Restate the records that follow. Every word must match.

* **GIVEN RECORDS**
╭──

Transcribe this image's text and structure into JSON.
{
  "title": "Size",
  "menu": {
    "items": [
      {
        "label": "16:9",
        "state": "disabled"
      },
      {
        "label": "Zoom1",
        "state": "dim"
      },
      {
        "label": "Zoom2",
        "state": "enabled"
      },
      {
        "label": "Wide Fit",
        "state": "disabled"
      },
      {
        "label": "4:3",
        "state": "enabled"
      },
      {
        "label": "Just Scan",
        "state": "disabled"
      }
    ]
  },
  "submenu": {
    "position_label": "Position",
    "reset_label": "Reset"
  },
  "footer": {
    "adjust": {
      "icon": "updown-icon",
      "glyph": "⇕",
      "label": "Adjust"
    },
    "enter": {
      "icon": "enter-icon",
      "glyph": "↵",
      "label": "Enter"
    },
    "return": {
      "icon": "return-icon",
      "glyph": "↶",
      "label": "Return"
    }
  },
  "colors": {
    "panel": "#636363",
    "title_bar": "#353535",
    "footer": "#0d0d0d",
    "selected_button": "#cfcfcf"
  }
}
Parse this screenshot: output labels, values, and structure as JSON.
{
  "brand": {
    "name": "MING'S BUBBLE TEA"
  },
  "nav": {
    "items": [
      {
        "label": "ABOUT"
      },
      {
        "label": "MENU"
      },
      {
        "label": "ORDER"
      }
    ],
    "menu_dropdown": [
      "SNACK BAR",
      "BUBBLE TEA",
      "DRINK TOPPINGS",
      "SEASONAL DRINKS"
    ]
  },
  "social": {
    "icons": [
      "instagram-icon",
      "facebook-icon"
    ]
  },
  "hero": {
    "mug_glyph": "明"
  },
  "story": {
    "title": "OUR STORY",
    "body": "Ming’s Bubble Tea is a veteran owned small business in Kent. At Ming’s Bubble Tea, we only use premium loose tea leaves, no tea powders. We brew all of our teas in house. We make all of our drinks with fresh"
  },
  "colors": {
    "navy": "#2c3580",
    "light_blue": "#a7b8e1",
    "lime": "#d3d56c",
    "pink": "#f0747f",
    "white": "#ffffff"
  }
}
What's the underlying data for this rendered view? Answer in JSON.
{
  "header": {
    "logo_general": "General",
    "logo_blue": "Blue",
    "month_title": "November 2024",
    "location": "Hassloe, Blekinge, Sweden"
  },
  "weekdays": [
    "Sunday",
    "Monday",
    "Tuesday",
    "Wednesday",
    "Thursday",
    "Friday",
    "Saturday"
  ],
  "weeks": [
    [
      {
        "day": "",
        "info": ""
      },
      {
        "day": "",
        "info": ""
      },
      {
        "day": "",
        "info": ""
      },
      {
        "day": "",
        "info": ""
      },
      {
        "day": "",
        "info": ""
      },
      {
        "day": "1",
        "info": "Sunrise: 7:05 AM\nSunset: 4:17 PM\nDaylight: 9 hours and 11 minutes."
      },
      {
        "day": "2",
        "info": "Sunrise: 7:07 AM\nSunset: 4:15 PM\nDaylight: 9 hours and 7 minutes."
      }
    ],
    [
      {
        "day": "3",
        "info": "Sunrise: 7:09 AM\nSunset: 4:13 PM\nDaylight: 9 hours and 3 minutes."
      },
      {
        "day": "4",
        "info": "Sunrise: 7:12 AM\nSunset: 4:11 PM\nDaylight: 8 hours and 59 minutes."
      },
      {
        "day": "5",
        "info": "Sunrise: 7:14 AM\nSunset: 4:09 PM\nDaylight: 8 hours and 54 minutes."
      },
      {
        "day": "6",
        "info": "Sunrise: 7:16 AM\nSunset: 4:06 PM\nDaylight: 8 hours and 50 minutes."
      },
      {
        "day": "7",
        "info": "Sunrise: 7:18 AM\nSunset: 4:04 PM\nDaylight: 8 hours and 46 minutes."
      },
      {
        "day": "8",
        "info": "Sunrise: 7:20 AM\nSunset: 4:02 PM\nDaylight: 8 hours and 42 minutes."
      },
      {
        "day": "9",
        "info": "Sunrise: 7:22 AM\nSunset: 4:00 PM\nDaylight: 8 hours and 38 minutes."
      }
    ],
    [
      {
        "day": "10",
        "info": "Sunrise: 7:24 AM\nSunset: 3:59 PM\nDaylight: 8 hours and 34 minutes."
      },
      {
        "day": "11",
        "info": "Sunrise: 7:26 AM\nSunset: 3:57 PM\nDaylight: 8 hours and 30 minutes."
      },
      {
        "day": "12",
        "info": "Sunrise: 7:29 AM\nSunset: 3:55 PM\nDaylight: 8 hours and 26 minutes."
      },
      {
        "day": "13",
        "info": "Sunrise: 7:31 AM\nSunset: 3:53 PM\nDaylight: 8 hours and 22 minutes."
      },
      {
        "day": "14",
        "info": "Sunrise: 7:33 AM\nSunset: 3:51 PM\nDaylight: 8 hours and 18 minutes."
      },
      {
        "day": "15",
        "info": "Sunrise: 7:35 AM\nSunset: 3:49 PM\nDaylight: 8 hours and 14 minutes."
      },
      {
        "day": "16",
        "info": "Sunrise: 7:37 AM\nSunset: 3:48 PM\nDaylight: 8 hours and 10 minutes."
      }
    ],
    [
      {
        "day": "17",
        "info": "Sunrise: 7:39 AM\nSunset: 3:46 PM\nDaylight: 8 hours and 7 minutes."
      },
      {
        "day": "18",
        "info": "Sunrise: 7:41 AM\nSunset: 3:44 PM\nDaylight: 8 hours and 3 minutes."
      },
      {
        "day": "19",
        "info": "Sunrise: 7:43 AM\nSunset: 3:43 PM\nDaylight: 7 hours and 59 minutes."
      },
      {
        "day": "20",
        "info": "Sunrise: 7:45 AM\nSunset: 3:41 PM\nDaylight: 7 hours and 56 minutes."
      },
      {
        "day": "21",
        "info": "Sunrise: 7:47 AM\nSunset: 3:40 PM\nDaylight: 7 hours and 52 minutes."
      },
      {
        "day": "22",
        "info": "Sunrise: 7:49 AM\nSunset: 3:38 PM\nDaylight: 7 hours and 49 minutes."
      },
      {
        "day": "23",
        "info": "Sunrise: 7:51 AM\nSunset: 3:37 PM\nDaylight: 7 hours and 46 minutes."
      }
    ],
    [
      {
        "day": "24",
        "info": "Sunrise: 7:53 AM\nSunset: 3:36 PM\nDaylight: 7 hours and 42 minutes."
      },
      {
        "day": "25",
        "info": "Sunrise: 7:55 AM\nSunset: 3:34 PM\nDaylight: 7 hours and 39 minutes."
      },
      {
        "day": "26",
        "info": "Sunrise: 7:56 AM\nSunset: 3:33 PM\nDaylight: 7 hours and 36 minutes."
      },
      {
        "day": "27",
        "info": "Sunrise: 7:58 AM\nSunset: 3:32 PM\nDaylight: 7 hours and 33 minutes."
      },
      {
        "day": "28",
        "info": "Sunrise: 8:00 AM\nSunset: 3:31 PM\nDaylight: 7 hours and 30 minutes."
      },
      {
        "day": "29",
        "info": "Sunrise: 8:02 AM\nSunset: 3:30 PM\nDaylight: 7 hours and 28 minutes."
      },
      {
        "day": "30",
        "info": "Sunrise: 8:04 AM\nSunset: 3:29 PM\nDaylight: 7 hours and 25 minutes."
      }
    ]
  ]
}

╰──

* **ANSWER TO THIS PROBLEM**
Transcribe this image's text and structure into JSON.
{
  "title": "Size",
  "menu": {
    "items": [
      {
        "label": "16:9",
        "state": "disabled"
      },
      {
        "label": "Zoom1",
        "state": "dim"
      },
      {
        "label": "Zoom2",
        "state": "enabled"
      },
      {
        "label": "Wide Fit",
        "state": "disabled"
      },
      {
        "label": "4:3",
        "state": "enabled"
      },
      {
        "label": "Just Scan",
        "state": "disabled"
      }
    ]
  },
  "submenu": {
    "position_label": "Position",
    "reset_label": "Reset"
  },
  "footer": {
    "adjust": {
      "icon": "updown-icon",
      "glyph": "⇕",
      "label": "Adjust"
    },
    "enter": {
      "icon": "enter-icon",
      "glyph": "↵",
      "label": "Enter"
    },
    "return": {
      "icon": "return-icon",
      "glyph": "↶",
      "label": "Return"
    }
  },
  "colors": {
    "panel": "#636363",
    "title_bar": "#353535",
    "footer": "#0d0d0d",
    "selected_button": "#cfcfcf"
  }
}
Parse this screenshot: output labels, values, and structure as JSON.
{
  "brand": {
    "name": "MING'S BUBBLE TEA"
  },
  "nav": {
    "items": [
      {
        "label": "ABOUT"
      },
      {
        "label": "MENU"
      },
      {
        "label": "ORDER"
      }
    ],
    "menu_dropdown": [
      "SNACK BAR",
      "BUBBLE TEA",
      "DRINK TOPPINGS",
      "SEASONAL DRINKS"
    ]
  },
  "social": {
    "icons": [
      "instagram-icon",
      "facebook-icon"
    ]
  },
  "hero": {
    "mug_glyph": "明"
  },
  "story": {
    "title": "OUR STORY",
    "body": "Ming’s Bubble Tea is a veteran owned small business in Kent. At Ming’s Bubble Tea, we only use premium loose tea leaves, no tea powders. We brew all of our teas in house. We make all of our drinks with fresh"
  },
  "colors": {
    "navy": "#2c3580",
    "light_blue": "#a7b8e1",
    "lime": "#d3d56c",
    "pink": "#f0747f",
    "white": "#ffffff"
  }
}
What's the underlying data for this rendered view? Answer in JSON.
{
  "header": {
    "logo_general": "General",
    "logo_blue": "Blue",
    "month_title": "November 2024",
    "location": "Hassloe, Blekinge, Sweden"
  },
  "weekdays": [
    "Sunday",
    "Monday",
    "Tuesday",
    "Wednesday",
    "Thursday",
    "Friday",
    "Saturday"
  ],
  "weeks": [
    [
      {
        "day": "",
        "info": ""
      },
      {
        "day": "",
        "info": ""
      },
      {
        "day": "",
        "info": ""
      },
      {
        "day": "",
        "info": ""
      },
      {
        "day": "",
        "info": ""
      },
      {
        "day": "1",
        "info": "Sunrise: 7:05 AM\nSunset: 4:17 PM\nDaylight: 9 hours and 11 minutes."
      },
      {
        "day": "2",
        "info": "Sunrise: 7:07 AM\nSunset: 4:15 PM\nDaylight: 9 hours and 7 minutes."
      }
    ],
    [
      {
        "day": "3",
        "info": "Sunrise: 7:09 AM\nSunset: 4:13 PM\nDaylight: 9 hours and 3 minutes."
      },
      {
        "day": "4",
        "info": "Sunrise: 7:12 AM\nSunset: 4:11 PM\nDaylight: 8 hours and 59 minutes."
      },
      {
        "day": "5",
        "info": "Sunrise: 7:14 AM\nSunset: 4:09 PM\nDaylight: 8 hours and 54 minutes."
      },
      {
        "day": "6",
        "info": "Sunrise: 7:16 AM\nSunset: 4:06 PM\nDaylight: 8 hours and 50 minutes."
      },
      {
        "day": "7",
        "info": "Sunrise: 7:18 AM\nSunset: 4:04 PM\nDaylight: 8 hours and 46 minutes."
      },
      {
        "day": "8",
        "info": "Sunrise: 7:20 AM\nSunset: 4:02 PM\nDaylight: 8 hours and 42 minutes."
      },
      {
        "day": "9",
        "info": "Sunrise: 7:22 AM\nSunset: 4:00 PM\nDaylight: 8 hours and 38 minutes."
      }
    ],
    [
      {
        "day": "10",
        "info": "Sunrise: 7:24 AM\nSunset: 3:59 PM\nDaylight: 8 hours and 34 minutes."
      },
      {
        "day": "11",
        "info": "Sunrise: 7:26 AM\nSunset: 3:57 PM\nDaylight: 8 hours and 30 minutes."
      },
      {
        "day": "12",
        "info": "Sunrise: 7:29 AM\nSunset: 3:55 PM\nDaylight: 8 hours and 26 minutes."
      },
      {
        "day": "13",
        "info": "Sunrise: 7:31 AM\nSunset: 3:53 PM\nDaylight: 8 hours and 22 minutes."
      },
      {
        "day": "14",
        "info": "Sunrise: 7:33 AM\nSunset: 3:51 PM\nDaylight: 8 hours and 18 minutes."
      },
      {
        "day": "15",
        "info": "Sunrise: 7:35 AM\nSunset: 3:49 PM\nDaylight: 8 hours and 14 minutes."
      },
      {
        "day": "16",
        "info": "Sunrise: 7:37 AM\nSunset: 3:48 PM\nDaylight: 8 hours and 10 minutes."
      }
    ],
    [
      {
        "day": "17",
        "info": "Sunrise: 7:39 AM\nSunset: 3:46 PM\nDaylight: 8 hours and 7 minutes."
      },
      {
        "day": "18",
        "info": "Sunrise: 7:41 AM\nSunset: 3:44 PM\nDaylight: 8 hours and 3 minutes."
      },
      {
        "day": "19",
        "info": "Sunrise: 7:43 AM\nSunset: 3:43 PM\nDaylight: 7 hours and 59 minutes."
      },
      {
        "day": "20",
        "info": "Sunrise: 7:45 AM\nSunset: 3:41 PM\nDaylight: 7 hours and 56 minutes."
      },
      {
        "day": "21",
        "info": "Sunrise: 7:47 AM\nSunset: 3:40 PM\nDaylight: 7 hours and 52 minutes."
      },
      {
        "day": "22",
        "info": "Sunrise: 7:49 AM\nSunset: 3:38 PM\nDaylight: 7 hours and 49 minutes."
      },
      {
        "day": "23",
        "info": "Sunrise: 7:51 AM\nSunset: 3:37 PM\nDaylight: 7 hours and 46 minutes."
      }
    ],
    [
      {
        "day": "24",
        "info": "Sunrise: 7:53 AM\nSunset: 3:36 PM\nDaylight: 7 hours and 42 minutes."
      },
      {
        "day": "25",
        "info": "Sunrise: 7:55 AM\nSunset: 3:34 PM\nDaylight: 7 hours and 39 minutes."
      },
      {
        "day": "26",
        "info": "Sunrise: 7:56 AM\nSunset: 3:33 PM\nDaylight: 7 hours and 36 minutes."
      },
      {
        "day": "27",
        "info": "Sunrise: 7:58 AM\nSunset: 3:32 PM\nDaylight: 7 hours and 33 minutes."
      },
      {
        "day": "28",
        "info": "Sunrise: 8:00 AM\nSunset: 3:31 PM\nDaylight: 7 hours and 30 minutes."
      },
      {
        "day": "29",
        "info": "Sunrise: 8:02 AM\nSunset: 3:30 PM\nDaylight: 7 hours and 28 minutes."
      },
      {
        "day": "30",
        "info": "Sunrise: 8:04 AM\nSunset: 3:29 PM\nDaylight: 7 hours and 25 minutes."
      }
    ]
  ]
}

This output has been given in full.